Work to be completed —
The answer should consist of every line in the material below that has the word "true".
[Records provided — start]
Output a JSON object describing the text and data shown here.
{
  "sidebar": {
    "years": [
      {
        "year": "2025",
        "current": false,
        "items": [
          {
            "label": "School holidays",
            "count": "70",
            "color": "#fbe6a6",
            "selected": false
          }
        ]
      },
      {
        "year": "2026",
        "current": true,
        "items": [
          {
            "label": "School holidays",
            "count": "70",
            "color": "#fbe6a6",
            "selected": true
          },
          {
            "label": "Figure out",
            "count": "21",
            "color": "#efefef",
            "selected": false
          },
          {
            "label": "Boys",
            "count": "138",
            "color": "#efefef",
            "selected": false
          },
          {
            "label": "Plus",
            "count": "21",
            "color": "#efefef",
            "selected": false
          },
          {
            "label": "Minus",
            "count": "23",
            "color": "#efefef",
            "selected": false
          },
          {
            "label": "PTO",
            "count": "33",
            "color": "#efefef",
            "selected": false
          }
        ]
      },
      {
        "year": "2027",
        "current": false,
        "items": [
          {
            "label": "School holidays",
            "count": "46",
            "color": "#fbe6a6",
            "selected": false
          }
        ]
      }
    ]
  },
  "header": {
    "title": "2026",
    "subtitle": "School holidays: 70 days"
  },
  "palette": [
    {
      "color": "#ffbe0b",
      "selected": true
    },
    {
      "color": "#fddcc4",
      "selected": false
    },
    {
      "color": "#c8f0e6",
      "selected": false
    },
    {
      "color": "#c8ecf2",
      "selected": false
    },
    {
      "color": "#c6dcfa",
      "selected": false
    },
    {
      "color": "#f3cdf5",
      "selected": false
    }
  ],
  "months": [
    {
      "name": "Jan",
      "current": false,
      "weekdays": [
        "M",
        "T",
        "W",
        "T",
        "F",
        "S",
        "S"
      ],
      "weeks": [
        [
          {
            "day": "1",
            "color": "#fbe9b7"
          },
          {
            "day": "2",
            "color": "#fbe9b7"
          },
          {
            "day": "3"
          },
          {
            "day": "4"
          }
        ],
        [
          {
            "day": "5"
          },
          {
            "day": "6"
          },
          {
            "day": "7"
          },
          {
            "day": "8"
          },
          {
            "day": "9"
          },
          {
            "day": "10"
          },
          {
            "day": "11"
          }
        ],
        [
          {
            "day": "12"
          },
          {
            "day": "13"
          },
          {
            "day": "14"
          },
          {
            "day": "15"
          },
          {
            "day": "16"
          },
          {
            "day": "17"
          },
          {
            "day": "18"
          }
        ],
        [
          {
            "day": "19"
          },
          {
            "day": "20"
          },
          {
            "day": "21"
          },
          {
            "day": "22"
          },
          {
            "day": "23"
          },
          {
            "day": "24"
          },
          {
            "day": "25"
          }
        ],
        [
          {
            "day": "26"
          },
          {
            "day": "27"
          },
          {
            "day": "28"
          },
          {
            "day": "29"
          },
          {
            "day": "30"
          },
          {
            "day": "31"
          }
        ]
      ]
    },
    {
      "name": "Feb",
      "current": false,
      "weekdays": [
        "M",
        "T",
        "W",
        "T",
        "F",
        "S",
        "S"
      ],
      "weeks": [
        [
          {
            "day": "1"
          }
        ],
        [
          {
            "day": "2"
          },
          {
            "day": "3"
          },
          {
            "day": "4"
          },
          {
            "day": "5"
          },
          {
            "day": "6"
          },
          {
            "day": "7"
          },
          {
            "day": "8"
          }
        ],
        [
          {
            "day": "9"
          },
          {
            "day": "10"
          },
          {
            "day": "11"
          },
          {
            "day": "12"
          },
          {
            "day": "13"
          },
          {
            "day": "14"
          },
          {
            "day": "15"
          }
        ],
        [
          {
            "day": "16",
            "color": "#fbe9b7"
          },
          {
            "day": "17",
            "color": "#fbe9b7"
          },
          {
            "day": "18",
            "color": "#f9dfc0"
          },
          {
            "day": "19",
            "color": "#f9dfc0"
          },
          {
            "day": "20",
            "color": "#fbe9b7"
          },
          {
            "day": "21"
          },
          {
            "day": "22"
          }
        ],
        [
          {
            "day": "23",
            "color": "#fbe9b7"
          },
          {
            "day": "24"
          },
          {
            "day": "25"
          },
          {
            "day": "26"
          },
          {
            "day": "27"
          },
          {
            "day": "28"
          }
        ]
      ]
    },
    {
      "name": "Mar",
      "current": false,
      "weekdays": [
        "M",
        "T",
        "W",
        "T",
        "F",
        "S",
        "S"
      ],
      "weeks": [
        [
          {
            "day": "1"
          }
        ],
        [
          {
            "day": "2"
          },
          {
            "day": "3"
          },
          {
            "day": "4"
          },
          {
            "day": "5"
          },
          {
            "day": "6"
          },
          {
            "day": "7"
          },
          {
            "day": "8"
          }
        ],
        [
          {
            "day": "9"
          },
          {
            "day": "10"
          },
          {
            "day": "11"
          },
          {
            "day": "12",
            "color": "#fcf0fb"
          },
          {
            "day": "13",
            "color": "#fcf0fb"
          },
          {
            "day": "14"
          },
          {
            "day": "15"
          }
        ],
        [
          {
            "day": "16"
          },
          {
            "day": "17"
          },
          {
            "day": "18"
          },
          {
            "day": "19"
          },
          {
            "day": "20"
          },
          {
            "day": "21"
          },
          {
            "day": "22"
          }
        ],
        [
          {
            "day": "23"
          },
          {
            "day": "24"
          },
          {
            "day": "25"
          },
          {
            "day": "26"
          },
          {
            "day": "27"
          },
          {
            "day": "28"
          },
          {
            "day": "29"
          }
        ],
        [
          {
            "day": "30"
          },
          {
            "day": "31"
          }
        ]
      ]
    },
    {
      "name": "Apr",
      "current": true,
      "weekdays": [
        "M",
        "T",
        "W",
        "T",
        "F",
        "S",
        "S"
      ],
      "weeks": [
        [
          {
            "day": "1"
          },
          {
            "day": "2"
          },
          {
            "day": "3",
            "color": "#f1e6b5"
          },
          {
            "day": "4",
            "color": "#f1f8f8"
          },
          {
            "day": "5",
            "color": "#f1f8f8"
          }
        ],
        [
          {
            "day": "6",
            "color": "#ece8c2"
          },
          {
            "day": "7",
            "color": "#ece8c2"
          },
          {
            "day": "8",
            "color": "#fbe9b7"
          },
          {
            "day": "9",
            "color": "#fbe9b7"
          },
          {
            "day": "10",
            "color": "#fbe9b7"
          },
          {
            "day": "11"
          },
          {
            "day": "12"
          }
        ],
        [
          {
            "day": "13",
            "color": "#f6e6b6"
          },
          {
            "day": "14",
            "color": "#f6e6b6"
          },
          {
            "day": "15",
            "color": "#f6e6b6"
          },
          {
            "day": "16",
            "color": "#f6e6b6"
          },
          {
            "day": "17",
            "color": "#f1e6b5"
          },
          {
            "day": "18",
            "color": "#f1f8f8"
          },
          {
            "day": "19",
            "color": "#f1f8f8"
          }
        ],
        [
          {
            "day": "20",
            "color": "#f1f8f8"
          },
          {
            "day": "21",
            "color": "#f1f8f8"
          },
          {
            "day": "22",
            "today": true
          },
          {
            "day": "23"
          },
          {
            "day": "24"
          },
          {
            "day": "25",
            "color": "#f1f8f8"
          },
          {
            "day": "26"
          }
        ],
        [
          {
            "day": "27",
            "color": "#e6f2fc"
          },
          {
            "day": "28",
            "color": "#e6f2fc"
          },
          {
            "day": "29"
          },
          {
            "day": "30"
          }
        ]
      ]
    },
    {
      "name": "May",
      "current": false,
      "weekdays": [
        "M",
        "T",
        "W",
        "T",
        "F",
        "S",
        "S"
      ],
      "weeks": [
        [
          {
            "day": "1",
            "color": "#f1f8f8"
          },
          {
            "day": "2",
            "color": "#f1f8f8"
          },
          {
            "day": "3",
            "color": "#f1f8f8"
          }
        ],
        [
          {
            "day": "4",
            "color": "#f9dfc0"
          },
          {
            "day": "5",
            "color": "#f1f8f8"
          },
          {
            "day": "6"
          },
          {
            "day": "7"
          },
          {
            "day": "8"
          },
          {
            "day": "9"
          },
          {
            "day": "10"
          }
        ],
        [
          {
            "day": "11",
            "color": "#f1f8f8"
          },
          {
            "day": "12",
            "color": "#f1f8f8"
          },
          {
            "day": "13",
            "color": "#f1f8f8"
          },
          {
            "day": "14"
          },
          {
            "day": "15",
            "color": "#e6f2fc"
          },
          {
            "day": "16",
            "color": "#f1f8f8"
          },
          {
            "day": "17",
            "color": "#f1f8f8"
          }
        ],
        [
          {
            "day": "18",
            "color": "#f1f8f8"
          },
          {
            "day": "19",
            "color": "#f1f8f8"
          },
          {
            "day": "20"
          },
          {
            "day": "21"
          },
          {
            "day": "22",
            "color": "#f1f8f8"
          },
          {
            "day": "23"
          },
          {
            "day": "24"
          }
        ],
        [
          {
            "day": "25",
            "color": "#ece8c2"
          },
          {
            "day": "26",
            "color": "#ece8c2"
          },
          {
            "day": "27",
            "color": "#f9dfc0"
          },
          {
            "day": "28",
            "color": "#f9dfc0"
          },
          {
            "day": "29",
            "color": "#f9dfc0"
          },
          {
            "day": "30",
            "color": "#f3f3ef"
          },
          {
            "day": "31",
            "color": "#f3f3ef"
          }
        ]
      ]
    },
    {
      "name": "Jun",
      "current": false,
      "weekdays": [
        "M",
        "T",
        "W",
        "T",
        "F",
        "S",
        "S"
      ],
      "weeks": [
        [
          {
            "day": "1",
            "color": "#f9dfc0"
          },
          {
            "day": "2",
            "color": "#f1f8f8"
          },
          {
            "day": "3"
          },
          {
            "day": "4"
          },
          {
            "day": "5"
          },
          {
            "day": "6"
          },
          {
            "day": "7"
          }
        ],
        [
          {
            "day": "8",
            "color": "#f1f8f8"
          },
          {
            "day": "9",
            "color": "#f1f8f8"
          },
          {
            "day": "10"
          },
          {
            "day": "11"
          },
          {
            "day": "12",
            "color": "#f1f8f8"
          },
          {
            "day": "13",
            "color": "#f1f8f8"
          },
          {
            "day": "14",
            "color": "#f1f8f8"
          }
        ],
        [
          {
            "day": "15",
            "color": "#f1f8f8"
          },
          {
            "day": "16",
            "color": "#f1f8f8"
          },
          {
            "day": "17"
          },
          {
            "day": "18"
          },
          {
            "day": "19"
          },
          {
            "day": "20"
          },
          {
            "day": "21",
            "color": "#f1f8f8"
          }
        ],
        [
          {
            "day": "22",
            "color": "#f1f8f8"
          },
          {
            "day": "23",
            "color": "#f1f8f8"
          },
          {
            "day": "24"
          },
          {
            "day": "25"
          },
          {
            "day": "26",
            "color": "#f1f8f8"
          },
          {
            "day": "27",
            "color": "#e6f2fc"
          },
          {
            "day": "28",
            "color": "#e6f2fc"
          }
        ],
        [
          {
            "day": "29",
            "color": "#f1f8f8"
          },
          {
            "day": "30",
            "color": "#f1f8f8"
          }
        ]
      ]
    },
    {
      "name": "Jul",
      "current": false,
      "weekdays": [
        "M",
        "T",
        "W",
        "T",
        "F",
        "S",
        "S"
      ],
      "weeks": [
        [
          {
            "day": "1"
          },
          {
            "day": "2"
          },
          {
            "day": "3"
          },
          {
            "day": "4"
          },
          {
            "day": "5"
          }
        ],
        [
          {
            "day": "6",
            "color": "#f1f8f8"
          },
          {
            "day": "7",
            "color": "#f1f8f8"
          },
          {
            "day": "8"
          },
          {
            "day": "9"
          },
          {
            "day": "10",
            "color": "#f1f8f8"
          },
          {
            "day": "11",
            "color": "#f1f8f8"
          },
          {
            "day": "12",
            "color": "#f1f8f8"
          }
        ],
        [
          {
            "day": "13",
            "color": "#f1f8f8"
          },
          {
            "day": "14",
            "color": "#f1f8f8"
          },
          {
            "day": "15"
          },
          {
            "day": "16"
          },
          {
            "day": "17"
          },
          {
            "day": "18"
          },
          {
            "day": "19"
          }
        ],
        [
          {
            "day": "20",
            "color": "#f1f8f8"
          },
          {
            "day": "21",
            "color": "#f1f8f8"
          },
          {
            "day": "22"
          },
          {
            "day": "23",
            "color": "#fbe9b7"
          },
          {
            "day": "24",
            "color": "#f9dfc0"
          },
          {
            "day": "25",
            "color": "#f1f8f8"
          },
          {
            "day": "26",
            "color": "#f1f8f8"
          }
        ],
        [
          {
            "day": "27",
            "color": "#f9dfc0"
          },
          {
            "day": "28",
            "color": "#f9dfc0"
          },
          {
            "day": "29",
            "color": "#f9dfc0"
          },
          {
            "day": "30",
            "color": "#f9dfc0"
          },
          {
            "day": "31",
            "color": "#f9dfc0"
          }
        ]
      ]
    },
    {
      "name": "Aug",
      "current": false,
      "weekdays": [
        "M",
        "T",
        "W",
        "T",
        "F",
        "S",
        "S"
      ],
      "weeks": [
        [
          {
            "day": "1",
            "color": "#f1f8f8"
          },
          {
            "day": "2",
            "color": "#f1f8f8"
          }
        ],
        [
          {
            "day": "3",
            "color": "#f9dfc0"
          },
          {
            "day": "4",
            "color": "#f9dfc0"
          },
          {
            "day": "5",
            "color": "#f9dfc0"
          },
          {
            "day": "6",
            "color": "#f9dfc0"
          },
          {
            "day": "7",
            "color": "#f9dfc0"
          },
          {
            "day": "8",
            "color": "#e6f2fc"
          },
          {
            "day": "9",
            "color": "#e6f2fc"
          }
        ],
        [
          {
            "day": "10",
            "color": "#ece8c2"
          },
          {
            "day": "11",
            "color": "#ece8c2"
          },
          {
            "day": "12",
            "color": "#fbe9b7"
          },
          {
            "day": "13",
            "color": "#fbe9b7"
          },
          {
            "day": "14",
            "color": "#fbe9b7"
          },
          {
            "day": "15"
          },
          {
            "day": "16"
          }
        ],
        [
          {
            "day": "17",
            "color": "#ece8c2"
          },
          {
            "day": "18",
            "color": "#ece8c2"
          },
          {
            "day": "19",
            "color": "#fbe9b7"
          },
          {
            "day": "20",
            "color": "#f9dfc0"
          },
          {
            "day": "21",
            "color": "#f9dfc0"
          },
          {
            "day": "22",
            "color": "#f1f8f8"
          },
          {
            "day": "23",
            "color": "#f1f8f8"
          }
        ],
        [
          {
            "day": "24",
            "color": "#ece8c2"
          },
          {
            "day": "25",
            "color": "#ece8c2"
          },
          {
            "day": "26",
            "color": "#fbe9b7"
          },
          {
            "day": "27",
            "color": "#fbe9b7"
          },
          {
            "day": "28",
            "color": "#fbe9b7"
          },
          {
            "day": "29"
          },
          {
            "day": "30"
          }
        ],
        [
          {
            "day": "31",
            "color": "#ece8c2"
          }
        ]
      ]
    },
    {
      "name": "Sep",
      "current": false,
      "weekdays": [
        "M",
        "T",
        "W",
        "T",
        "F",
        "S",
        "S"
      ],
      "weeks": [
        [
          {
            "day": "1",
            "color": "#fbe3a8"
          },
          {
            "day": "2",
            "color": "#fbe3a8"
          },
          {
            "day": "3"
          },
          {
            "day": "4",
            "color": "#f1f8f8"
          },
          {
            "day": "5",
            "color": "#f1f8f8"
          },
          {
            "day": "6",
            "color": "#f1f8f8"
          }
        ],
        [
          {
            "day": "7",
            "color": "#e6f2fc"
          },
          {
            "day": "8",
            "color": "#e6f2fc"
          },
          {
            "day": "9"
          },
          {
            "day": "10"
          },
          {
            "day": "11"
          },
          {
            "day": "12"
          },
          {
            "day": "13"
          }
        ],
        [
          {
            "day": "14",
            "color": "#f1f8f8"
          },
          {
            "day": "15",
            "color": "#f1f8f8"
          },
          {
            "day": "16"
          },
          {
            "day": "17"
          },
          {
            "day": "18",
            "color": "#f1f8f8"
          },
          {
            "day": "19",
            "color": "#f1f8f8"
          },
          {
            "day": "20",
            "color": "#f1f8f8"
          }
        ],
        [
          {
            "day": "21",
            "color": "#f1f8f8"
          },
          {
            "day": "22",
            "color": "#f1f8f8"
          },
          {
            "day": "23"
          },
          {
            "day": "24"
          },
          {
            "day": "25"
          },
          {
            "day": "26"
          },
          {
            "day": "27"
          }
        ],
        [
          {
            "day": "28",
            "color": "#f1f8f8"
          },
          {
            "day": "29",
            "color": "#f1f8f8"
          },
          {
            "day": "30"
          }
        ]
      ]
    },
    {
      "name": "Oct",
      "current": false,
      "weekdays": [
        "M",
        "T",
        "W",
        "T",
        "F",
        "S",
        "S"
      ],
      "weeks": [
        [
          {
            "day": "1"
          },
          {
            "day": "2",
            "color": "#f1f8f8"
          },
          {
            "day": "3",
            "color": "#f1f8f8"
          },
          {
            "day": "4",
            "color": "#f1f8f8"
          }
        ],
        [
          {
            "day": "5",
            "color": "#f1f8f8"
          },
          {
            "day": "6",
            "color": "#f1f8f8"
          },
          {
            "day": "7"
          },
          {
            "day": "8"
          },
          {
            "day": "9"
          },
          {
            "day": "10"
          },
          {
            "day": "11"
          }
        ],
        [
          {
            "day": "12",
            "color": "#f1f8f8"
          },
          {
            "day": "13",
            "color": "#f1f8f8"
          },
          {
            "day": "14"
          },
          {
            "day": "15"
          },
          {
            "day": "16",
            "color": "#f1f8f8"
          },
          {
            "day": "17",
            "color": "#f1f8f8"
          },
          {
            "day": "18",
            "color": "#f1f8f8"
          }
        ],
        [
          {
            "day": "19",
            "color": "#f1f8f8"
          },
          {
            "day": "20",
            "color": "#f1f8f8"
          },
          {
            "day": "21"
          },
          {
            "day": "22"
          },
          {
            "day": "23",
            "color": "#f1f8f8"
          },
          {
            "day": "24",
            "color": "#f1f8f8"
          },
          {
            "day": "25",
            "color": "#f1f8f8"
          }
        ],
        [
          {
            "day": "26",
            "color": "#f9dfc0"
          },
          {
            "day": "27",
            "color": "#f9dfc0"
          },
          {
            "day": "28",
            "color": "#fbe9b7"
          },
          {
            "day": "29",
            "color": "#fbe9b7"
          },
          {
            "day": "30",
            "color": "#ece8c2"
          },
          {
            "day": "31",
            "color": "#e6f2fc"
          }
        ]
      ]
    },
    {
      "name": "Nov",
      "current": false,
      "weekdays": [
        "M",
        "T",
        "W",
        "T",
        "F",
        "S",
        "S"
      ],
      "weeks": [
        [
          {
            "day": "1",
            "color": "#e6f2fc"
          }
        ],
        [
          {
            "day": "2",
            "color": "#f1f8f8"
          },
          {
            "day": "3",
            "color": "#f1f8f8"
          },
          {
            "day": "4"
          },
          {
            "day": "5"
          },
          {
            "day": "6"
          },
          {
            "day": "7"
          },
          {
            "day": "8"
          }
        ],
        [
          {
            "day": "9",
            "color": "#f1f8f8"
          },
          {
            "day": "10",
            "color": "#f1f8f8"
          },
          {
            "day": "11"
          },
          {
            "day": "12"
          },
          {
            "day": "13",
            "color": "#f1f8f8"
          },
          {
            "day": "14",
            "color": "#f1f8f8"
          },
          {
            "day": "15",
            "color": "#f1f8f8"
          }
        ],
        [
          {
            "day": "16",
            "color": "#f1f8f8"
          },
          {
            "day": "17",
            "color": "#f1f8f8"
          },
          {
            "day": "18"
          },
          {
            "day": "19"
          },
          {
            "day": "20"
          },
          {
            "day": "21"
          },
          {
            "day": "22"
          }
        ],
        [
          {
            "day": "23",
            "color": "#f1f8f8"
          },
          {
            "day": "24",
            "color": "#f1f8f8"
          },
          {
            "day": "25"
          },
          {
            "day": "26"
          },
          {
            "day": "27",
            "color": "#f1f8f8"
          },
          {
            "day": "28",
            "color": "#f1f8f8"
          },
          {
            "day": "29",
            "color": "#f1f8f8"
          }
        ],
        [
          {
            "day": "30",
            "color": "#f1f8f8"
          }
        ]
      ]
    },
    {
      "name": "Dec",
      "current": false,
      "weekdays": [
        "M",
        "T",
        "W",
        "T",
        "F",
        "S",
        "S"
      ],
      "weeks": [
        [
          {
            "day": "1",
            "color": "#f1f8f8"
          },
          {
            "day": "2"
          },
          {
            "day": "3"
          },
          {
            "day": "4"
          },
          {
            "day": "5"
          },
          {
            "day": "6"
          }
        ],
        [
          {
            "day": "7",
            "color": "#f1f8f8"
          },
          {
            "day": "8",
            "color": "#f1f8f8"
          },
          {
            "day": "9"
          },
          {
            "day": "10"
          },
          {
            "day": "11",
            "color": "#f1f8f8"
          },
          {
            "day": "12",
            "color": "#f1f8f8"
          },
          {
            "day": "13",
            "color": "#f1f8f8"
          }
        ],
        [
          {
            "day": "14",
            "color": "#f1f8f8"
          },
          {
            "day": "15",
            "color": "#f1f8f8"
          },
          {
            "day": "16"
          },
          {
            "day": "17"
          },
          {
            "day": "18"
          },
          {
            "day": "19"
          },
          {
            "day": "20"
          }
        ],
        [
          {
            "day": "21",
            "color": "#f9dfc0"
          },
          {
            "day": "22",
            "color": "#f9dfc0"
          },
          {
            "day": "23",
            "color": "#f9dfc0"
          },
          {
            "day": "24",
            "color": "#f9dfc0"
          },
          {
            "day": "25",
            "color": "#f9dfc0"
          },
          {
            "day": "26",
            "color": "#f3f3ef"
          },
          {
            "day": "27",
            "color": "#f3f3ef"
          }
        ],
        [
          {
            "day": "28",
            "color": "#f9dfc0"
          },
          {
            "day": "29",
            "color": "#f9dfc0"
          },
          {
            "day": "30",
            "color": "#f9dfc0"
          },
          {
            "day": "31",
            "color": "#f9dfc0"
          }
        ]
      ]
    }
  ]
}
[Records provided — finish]
Response for this exercise —
        "current": true,
            "selected": true
      "selected": true
      "current": true,
            "today": true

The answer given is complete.